__Work request__:
Below are some entries. Copy each line that holds the string "端柱纵筋露出长度".
****************
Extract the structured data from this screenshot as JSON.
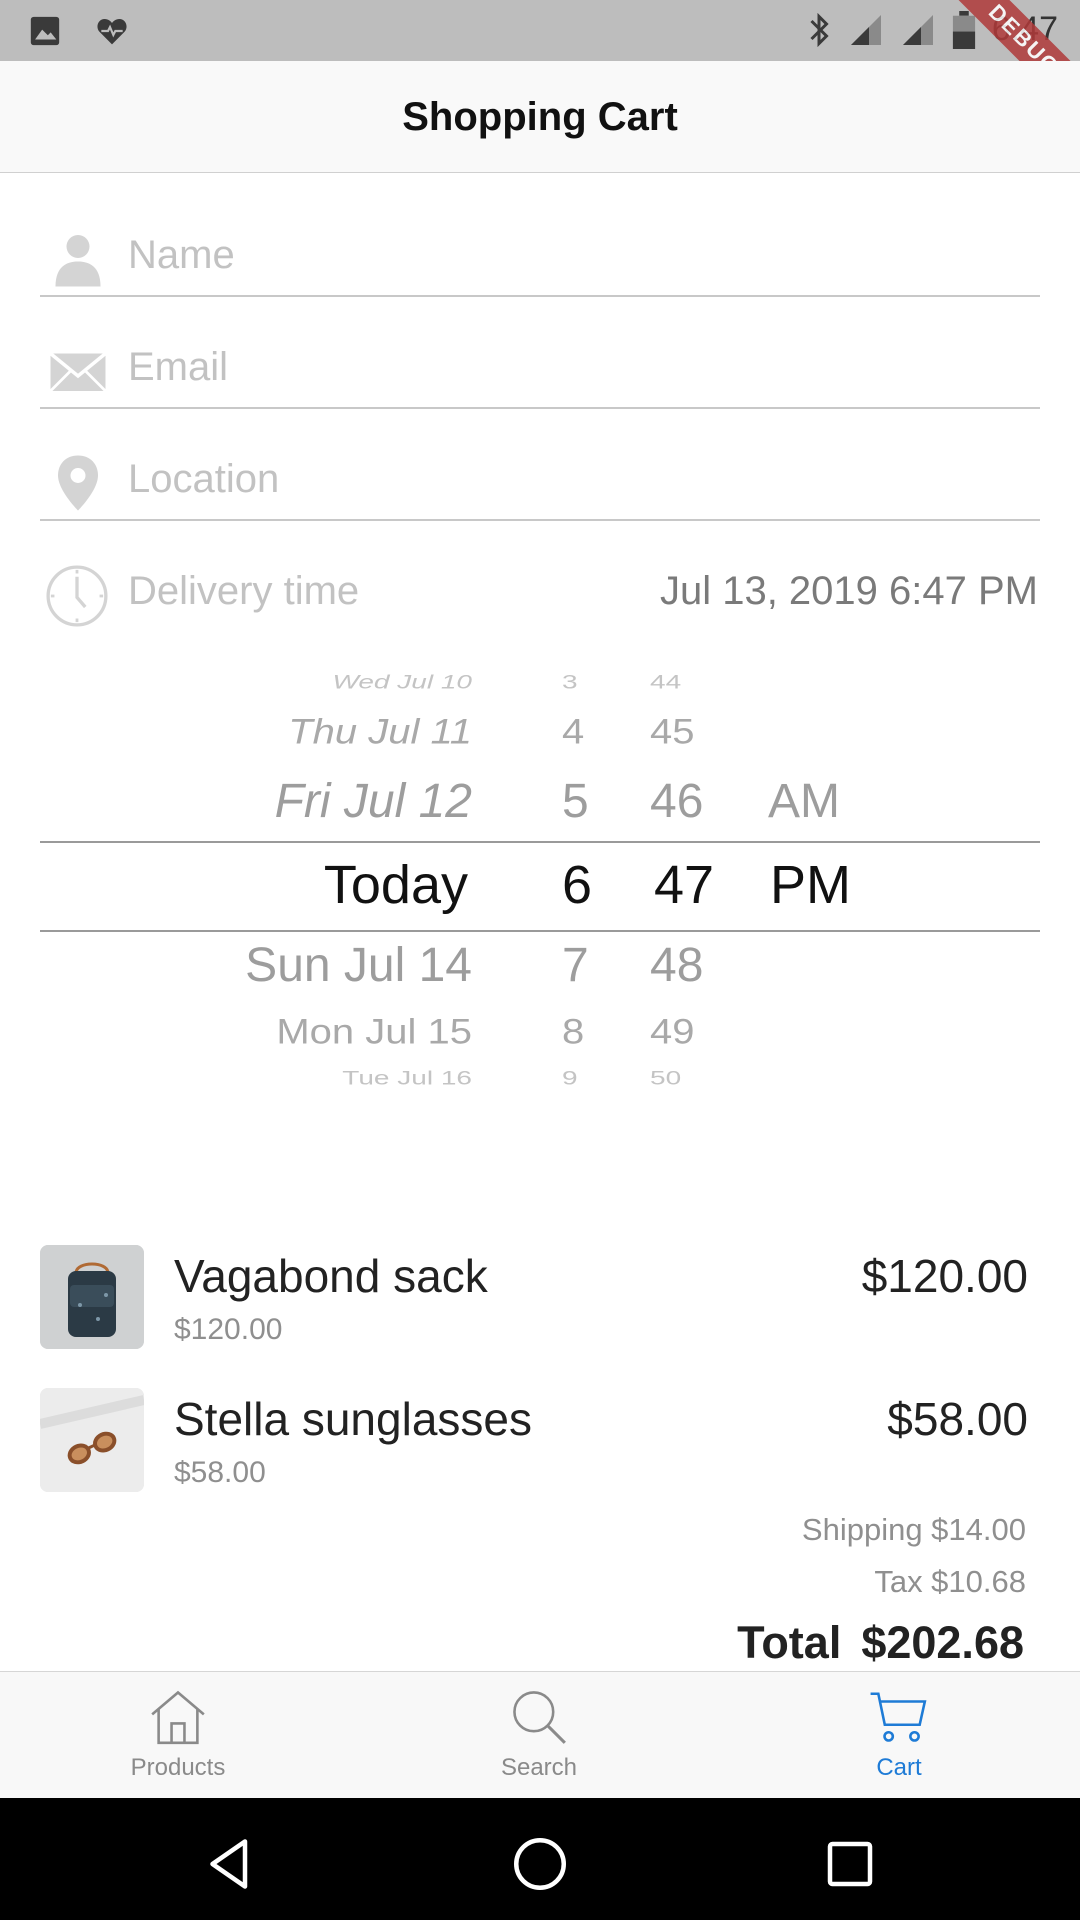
{
  "status_bar": {
    "time": "6:47",
    "left_icons": [
      "image-icon",
      "heart-pulse-icon"
    ],
    "right_icons": [
      "bluetooth-icon",
      "signal-icon",
      "signal-icon",
      "battery-icon"
    ]
  },
  "debug_banner": "DEBUG",
  "app_bar": {
    "title": "Shopping Cart"
  },
  "form": {
    "name": {
      "placeholder": "Name",
      "icon": "person-icon"
    },
    "email": {
      "placeholder": "Email",
      "icon": "mail-icon"
    },
    "location": {
      "placeholder": "Location",
      "icon": "location-pin-icon"
    },
    "delivery": {
      "label": "Delivery time",
      "value": "Jul 13, 2019 6:47 PM",
      "icon": "clock-icon"
    }
  },
  "picker": {
    "dates": [
      "Wed Jul 10",
      "Thu Jul 11",
      "Fri Jul 12",
      "Today",
      "Sun Jul 14",
      "Mon Jul 15",
      "Tue Jul 16"
    ],
    "hours": [
      "3",
      "4",
      "5",
      "6",
      "7",
      "8",
      "9"
    ],
    "minutes": [
      "44",
      "45",
      "46",
      "47",
      "48",
      "49",
      "50"
    ],
    "ampm": [
      "AM",
      "PM"
    ],
    "selected": {
      "date": "Today",
      "hour": "6",
      "minute": "47",
      "ampm": "PM"
    }
  },
  "cart": {
    "items": [
      {
        "name": "Vagabond sack",
        "unit_price": "$120.00",
        "line_total": "$120.00"
      },
      {
        "name": "Stella sunglasses",
        "unit_price": "$58.00",
        "line_total": "$58.00"
      }
    ],
    "shipping": "Shipping $14.00",
    "tax": "Tax $10.68",
    "total_label": "Total",
    "total_value": "$202.68"
  },
  "bottom_nav": {
    "items": [
      {
        "label": "Products",
        "icon": "home-icon",
        "active": false
      },
      {
        "label": "Search",
        "icon": "search-icon",
        "active": false
      },
      {
        "label": "Cart",
        "icon": "cart-icon",
        "active": true
      }
    ],
    "active_color": "#1e7bd6"
  },
  "system_nav": [
    "back-icon",
    "home-circle-icon",
    "recents-icon"
  ]
}
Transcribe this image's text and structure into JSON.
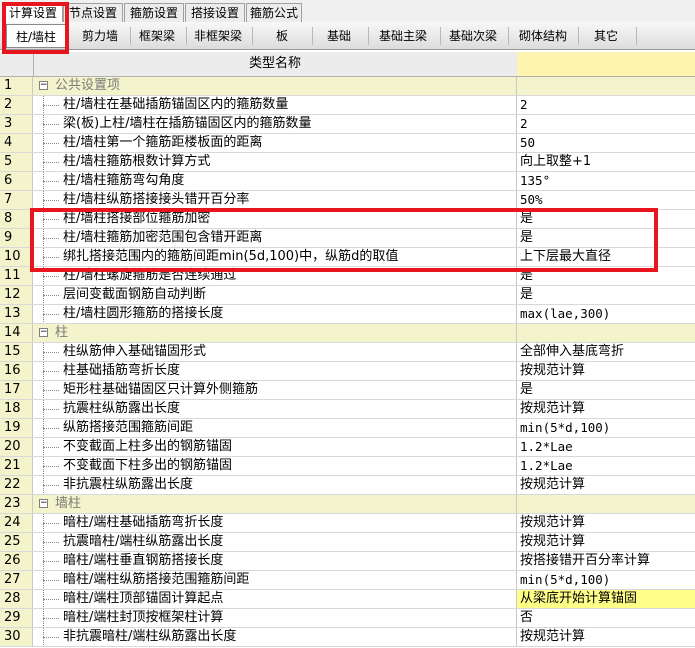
{
  "top_tabs": [
    "计算设置",
    "节点设置",
    "箍筋设置",
    "搭接设置",
    "箍筋公式"
  ],
  "sub_tabs": [
    "柱/墙柱",
    "剪力墙",
    "框架梁",
    "非框架梁",
    "板",
    "基础",
    "基础主梁",
    "基础次梁",
    "砌体结构",
    "其它"
  ],
  "header": {
    "name_col": "类型名称",
    "value_col": ""
  },
  "rows": [
    {
      "n": "1",
      "name": "公共设置项",
      "value": "",
      "group": true
    },
    {
      "n": "2",
      "name": "柱/墙柱在基础插筋锚固区内的箍筋数量",
      "value": "2"
    },
    {
      "n": "3",
      "name": "梁(板)上柱/墙柱在插筋锚固区内的箍筋数量",
      "value": "2"
    },
    {
      "n": "4",
      "name": "柱/墙柱第一个箍筋距楼板面的距离",
      "value": "50"
    },
    {
      "n": "5",
      "name": "柱/墙柱箍筋根数计算方式",
      "value": "向上取整+1"
    },
    {
      "n": "6",
      "name": "柱/墙柱箍筋弯勾角度",
      "value": "135°"
    },
    {
      "n": "7",
      "name": "柱/墙柱纵筋搭接接头错开百分率",
      "value": "50%"
    },
    {
      "n": "8",
      "name": "柱/墙柱搭接部位箍筋加密",
      "value": "是"
    },
    {
      "n": "9",
      "name": "柱/墙柱箍筋加密范围包含错开距离",
      "value": "是"
    },
    {
      "n": "10",
      "name": "绑扎搭接范围内的箍筋间距min(5d,100)中，纵筋d的取值",
      "value": "上下层最大直径"
    },
    {
      "n": "11",
      "name": "柱/墙柱螺旋箍筋是否连续通过",
      "value": "是"
    },
    {
      "n": "12",
      "name": "层间变截面钢筋自动判断",
      "value": "是"
    },
    {
      "n": "13",
      "name": "柱/墙柱圆形箍筋的搭接长度",
      "value": "max(lae,300)"
    },
    {
      "n": "14",
      "name": "柱",
      "value": "",
      "group": true
    },
    {
      "n": "15",
      "name": "柱纵筋伸入基础锚固形式",
      "value": "全部伸入基底弯折"
    },
    {
      "n": "16",
      "name": "柱基础插筋弯折长度",
      "value": "按规范计算"
    },
    {
      "n": "17",
      "name": "矩形柱基础锚固区只计算外侧箍筋",
      "value": "是"
    },
    {
      "n": "18",
      "name": "抗震柱纵筋露出长度",
      "value": "按规范计算"
    },
    {
      "n": "19",
      "name": "纵筋搭接范围箍筋间距",
      "value": "min(5*d,100)"
    },
    {
      "n": "20",
      "name": "不变截面上柱多出的钢筋锚固",
      "value": "1.2*Lae"
    },
    {
      "n": "21",
      "name": "不变截面下柱多出的钢筋锚固",
      "value": "1.2*Lae"
    },
    {
      "n": "22",
      "name": "非抗震柱纵筋露出长度",
      "value": "按规范计算"
    },
    {
      "n": "23",
      "name": "墙柱",
      "value": "",
      "group": true
    },
    {
      "n": "24",
      "name": "暗柱/端柱基础插筋弯折长度",
      "value": "按规范计算"
    },
    {
      "n": "25",
      "name": "抗震暗柱/端柱纵筋露出长度",
      "value": "按规范计算"
    },
    {
      "n": "26",
      "name": "暗柱/端柱垂直钢筋搭接长度",
      "value": "按搭接错开百分率计算"
    },
    {
      "n": "27",
      "name": "暗柱/端柱纵筋搭接范围箍筋间距",
      "value": "min(5*d,100)"
    },
    {
      "n": "28",
      "name": "暗柱/端柱顶部锚固计算起点",
      "value": "从梁底开始计算锚固",
      "highlight": true
    },
    {
      "n": "29",
      "name": "暗柱/端柱封顶按框架柱计算",
      "value": "否"
    },
    {
      "n": "30",
      "name": "非抗震暗柱/端柱纵筋露出长度",
      "value": "按规范计算"
    }
  ],
  "colors": {
    "group_bg": "#f4f4cc",
    "header_value_bg": "#fff3b0",
    "highlight_bg": "#ffff88",
    "annotation_red": "#e8141e"
  }
}
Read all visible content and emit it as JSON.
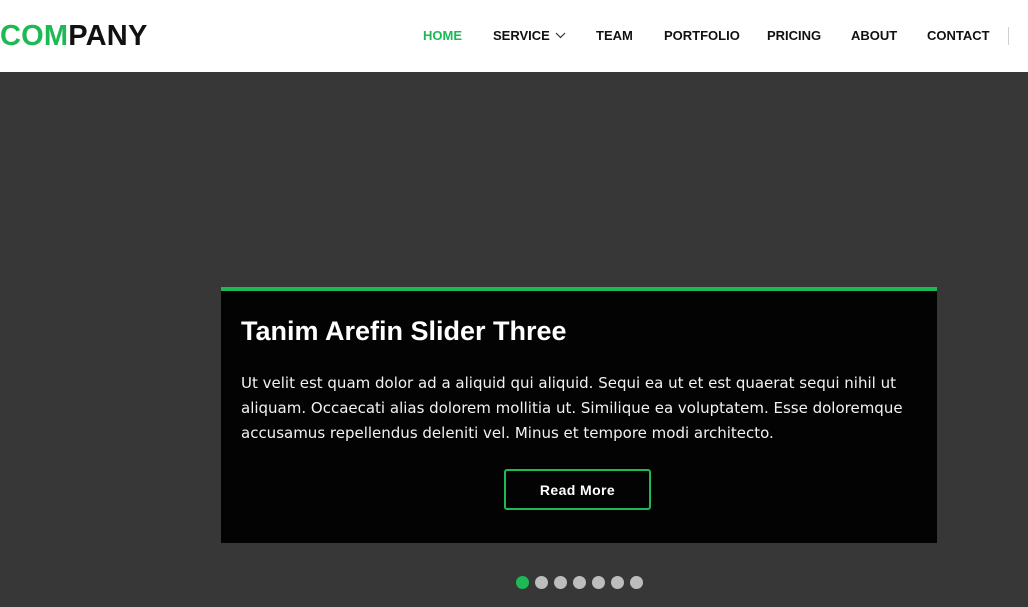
{
  "brand": {
    "accent_text": "COM",
    "rest_text": "PANY",
    "accent_color": "#1db954"
  },
  "nav": {
    "items": [
      {
        "label": "HOME",
        "active": true
      },
      {
        "label": "SERVICE",
        "has_dropdown": true
      },
      {
        "label": "TEAM"
      },
      {
        "label": "PORTFOLIO"
      },
      {
        "label": "PRICING"
      },
      {
        "label": "ABOUT"
      },
      {
        "label": "CONTACT"
      }
    ]
  },
  "slider": {
    "title": "Tanim Arefin Slider Three",
    "text": "Ut velit est quam dolor ad a aliquid qui aliquid. Sequi ea ut et est quaerat sequi nihil ut aliquam. Occaecati alias dolorem mollitia ut. Similique ea voluptatem. Esse doloremque accusamus repellendus deleniti vel. Minus et tempore modi architecto.",
    "button_label": "Read More",
    "dots_total": 7,
    "active_dot": 1
  },
  "colors": {
    "accent": "#1db954",
    "hero_bg": "#373737",
    "box_bg": "#030303"
  },
  "icons": {
    "dropdown": "chevron-down-icon"
  }
}
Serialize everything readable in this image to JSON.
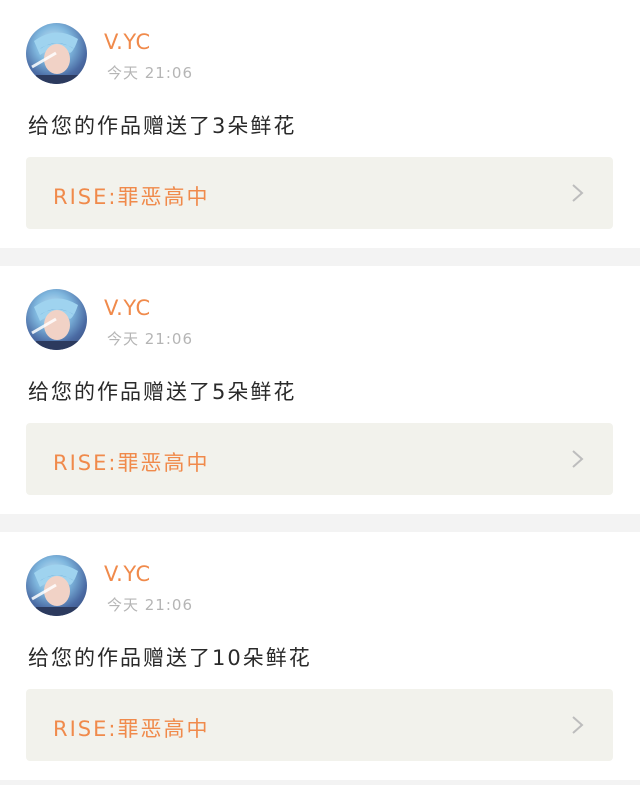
{
  "feed": [
    {
      "username": "V.YC",
      "time": "今天 21:06",
      "message": "给您的作品赠送了3朵鲜花",
      "work_title": "RISE:罪恶高中"
    },
    {
      "username": "V.YC",
      "time": "今天 21:06",
      "message": "给您的作品赠送了5朵鲜花",
      "work_title": "RISE:罪恶高中"
    },
    {
      "username": "V.YC",
      "time": "今天 21:06",
      "message": "给您的作品赠送了10朵鲜花",
      "work_title": "RISE:罪恶高中"
    }
  ],
  "colors": {
    "accent": "#f08a4b",
    "card_link_bg": "#f2f2ec",
    "page_bg": "#f3f3f3",
    "muted_text": "#b5b5b5"
  },
  "icons": {
    "avatar": "user-avatar-image",
    "chevron": "chevron-right-icon"
  }
}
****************
__Result below__:
      "name": "抗震暗柱/端柱纵筋露出长度",
      "name": "非抗震暗柱/端柱纵筋露出长度",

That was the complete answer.